_WHAT IS NEEDED_
In how many lines of the records below does the word "title" appear? Reply with the number only.

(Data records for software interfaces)
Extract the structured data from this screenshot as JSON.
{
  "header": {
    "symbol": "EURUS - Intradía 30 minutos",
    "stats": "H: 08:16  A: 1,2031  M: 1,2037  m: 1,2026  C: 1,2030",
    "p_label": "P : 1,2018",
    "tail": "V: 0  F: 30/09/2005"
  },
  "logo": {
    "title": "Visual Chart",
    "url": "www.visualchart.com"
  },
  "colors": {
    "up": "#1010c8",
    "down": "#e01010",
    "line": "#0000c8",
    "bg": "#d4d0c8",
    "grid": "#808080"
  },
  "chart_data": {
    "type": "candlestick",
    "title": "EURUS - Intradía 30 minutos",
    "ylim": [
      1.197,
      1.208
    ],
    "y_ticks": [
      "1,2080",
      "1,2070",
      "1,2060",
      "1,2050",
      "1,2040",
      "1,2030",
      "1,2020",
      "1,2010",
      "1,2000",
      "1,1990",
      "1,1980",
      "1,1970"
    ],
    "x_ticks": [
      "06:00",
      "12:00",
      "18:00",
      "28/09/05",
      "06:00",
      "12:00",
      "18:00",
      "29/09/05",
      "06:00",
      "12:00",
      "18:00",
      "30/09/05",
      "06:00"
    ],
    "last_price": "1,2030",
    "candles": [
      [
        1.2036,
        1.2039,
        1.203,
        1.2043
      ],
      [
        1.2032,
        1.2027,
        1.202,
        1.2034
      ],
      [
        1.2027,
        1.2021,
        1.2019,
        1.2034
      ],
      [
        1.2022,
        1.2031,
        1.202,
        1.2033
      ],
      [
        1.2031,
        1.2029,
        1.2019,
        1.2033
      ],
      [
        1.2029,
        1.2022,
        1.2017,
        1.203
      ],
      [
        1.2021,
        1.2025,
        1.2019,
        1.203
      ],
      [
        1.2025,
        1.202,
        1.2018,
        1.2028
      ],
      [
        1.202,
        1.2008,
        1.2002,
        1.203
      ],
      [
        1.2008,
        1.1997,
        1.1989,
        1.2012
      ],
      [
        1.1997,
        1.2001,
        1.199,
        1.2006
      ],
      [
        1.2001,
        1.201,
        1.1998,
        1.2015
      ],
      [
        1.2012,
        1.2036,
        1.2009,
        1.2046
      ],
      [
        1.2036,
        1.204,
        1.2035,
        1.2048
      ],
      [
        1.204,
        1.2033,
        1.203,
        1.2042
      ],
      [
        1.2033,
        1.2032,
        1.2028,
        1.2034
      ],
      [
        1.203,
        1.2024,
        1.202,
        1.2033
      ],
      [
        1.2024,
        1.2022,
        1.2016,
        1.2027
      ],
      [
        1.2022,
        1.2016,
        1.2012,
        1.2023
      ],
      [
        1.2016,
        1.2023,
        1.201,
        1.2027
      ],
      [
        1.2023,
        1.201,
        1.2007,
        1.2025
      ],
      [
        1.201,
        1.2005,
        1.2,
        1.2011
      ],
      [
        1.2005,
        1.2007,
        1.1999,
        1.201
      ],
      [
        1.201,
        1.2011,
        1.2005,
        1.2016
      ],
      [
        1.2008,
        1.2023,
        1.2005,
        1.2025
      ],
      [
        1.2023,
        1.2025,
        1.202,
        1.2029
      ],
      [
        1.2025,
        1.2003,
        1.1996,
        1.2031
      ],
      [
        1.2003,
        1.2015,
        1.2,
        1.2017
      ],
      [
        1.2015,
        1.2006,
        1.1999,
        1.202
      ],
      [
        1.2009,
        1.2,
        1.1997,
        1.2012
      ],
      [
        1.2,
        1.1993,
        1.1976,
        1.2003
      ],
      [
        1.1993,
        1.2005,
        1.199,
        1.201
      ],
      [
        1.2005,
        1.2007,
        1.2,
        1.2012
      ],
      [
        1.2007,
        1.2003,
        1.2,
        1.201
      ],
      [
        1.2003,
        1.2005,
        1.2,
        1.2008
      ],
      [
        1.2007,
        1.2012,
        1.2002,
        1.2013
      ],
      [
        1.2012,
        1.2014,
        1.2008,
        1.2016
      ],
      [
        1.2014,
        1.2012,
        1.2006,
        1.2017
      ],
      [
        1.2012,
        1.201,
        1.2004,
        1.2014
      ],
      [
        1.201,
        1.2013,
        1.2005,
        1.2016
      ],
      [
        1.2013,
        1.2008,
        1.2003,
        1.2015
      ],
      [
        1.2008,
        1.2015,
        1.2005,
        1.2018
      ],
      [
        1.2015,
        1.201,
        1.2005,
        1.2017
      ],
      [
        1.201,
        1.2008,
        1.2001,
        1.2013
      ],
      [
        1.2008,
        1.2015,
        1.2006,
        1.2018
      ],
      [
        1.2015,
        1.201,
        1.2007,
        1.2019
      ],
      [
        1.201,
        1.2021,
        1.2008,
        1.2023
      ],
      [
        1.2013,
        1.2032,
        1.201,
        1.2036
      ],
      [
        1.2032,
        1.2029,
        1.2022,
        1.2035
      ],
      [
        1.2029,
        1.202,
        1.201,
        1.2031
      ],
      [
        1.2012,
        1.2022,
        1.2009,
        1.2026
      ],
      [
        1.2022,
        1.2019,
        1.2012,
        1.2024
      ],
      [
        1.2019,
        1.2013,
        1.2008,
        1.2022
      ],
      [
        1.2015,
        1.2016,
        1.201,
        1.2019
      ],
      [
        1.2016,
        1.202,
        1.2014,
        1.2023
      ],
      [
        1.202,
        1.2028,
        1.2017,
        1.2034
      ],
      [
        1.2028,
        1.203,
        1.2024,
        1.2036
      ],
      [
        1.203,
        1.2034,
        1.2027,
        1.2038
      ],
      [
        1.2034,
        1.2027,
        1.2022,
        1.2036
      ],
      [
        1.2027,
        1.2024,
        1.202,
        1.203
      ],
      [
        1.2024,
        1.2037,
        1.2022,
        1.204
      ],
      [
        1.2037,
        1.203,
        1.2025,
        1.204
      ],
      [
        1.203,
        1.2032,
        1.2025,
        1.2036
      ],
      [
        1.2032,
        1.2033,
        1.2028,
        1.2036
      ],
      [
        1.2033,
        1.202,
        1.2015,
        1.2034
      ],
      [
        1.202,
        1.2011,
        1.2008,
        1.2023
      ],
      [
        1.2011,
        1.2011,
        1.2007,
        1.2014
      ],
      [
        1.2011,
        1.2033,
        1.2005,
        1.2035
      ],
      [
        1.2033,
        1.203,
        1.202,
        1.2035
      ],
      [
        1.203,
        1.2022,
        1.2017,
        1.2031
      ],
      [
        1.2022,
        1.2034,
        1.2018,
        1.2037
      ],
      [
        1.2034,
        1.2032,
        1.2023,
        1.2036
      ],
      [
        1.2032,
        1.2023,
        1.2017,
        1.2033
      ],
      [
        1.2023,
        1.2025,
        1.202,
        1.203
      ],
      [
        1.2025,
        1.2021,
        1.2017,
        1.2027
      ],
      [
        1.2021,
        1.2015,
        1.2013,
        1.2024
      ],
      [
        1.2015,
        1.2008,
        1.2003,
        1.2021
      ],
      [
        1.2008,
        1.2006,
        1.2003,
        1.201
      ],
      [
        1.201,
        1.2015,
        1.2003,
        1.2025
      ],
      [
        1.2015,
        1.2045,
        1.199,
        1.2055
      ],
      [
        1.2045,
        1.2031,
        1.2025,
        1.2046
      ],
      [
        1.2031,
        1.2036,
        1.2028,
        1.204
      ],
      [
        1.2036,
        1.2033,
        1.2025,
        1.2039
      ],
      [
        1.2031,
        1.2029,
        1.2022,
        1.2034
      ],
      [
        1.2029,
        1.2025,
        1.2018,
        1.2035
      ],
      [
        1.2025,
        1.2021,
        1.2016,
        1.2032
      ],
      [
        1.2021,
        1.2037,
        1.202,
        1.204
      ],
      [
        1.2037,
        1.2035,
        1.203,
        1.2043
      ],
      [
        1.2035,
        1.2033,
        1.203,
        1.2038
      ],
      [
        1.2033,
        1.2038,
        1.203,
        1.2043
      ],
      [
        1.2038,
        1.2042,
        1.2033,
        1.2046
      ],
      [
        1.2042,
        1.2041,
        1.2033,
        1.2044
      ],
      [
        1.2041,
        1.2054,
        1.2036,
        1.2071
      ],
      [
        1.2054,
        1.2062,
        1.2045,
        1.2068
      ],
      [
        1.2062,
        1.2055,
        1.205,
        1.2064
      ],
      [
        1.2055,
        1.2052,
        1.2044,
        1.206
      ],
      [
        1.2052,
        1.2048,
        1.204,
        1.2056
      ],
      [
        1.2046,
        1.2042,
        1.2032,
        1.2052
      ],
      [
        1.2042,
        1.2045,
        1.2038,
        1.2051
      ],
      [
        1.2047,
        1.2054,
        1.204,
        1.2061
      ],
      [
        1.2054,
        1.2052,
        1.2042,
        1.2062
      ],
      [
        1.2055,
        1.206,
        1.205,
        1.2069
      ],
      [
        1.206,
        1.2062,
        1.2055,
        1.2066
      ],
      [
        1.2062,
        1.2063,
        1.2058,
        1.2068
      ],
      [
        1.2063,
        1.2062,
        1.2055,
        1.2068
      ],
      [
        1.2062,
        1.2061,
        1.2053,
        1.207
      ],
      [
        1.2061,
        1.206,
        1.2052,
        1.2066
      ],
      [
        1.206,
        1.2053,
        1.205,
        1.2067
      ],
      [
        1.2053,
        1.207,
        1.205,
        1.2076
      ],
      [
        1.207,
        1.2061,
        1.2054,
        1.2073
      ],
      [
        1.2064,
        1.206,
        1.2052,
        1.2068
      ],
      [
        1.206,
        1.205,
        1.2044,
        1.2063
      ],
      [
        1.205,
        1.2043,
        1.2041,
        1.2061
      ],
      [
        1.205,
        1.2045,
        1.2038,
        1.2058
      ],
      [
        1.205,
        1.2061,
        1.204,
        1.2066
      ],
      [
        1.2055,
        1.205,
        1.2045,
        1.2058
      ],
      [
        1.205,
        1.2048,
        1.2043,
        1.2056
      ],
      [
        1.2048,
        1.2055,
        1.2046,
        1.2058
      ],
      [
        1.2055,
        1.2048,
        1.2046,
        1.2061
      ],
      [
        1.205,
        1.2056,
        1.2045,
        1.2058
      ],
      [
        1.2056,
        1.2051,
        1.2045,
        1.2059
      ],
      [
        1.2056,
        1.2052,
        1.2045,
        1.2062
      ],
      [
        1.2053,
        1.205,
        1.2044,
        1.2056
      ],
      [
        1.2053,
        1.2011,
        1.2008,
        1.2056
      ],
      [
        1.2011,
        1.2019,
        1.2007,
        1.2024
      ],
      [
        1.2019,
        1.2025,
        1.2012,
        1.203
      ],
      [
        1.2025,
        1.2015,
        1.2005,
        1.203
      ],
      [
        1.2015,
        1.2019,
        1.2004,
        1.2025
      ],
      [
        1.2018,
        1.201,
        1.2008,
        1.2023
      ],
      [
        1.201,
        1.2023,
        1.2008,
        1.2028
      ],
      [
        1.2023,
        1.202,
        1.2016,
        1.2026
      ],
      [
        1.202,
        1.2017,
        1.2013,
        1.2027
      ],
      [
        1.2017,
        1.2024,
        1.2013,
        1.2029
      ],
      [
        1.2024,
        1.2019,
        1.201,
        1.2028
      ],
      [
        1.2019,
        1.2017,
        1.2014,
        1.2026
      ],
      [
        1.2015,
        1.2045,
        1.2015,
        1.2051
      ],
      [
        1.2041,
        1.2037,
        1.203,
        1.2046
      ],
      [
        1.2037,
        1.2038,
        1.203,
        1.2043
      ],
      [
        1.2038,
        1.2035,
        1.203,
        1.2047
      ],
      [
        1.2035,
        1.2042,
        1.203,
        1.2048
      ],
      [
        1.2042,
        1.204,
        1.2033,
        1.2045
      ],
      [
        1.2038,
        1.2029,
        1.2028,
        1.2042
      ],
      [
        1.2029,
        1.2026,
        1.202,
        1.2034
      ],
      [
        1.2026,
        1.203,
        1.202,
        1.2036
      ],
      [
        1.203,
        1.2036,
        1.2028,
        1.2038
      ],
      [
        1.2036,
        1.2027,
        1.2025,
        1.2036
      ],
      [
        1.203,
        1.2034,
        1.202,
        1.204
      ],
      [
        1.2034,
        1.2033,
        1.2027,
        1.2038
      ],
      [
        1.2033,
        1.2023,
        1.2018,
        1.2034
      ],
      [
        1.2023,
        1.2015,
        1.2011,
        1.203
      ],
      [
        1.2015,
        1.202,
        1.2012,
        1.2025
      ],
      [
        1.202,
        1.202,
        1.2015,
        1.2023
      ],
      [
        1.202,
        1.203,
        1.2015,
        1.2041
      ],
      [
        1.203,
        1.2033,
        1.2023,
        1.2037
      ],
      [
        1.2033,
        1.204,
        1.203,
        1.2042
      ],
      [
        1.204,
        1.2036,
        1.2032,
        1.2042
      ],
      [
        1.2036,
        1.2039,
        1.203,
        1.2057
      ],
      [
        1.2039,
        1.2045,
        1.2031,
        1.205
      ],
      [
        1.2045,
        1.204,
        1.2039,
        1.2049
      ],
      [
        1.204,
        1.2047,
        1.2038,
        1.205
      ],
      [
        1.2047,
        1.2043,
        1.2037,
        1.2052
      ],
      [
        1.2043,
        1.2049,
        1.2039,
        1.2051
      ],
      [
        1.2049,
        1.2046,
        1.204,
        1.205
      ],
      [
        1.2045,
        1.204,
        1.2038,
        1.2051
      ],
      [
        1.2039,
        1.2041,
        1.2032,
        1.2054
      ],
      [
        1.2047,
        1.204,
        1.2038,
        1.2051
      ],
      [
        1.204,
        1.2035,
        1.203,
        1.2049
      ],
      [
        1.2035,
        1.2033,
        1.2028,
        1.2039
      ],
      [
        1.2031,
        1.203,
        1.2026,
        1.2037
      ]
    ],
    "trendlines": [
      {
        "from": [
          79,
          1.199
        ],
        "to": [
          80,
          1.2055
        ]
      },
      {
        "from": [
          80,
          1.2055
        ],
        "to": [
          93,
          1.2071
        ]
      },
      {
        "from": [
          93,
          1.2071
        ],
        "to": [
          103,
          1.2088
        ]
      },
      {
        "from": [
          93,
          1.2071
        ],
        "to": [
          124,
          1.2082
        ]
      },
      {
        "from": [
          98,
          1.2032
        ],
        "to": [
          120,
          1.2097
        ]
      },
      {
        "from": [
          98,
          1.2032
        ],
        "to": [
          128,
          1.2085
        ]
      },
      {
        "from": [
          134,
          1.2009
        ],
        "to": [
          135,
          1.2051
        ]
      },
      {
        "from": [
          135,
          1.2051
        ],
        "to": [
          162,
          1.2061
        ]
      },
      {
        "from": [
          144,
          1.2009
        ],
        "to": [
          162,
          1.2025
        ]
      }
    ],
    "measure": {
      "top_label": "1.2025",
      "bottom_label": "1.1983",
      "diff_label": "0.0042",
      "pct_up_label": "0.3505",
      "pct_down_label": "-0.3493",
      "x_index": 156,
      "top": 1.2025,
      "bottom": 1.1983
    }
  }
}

_TASK SOLUTION_
2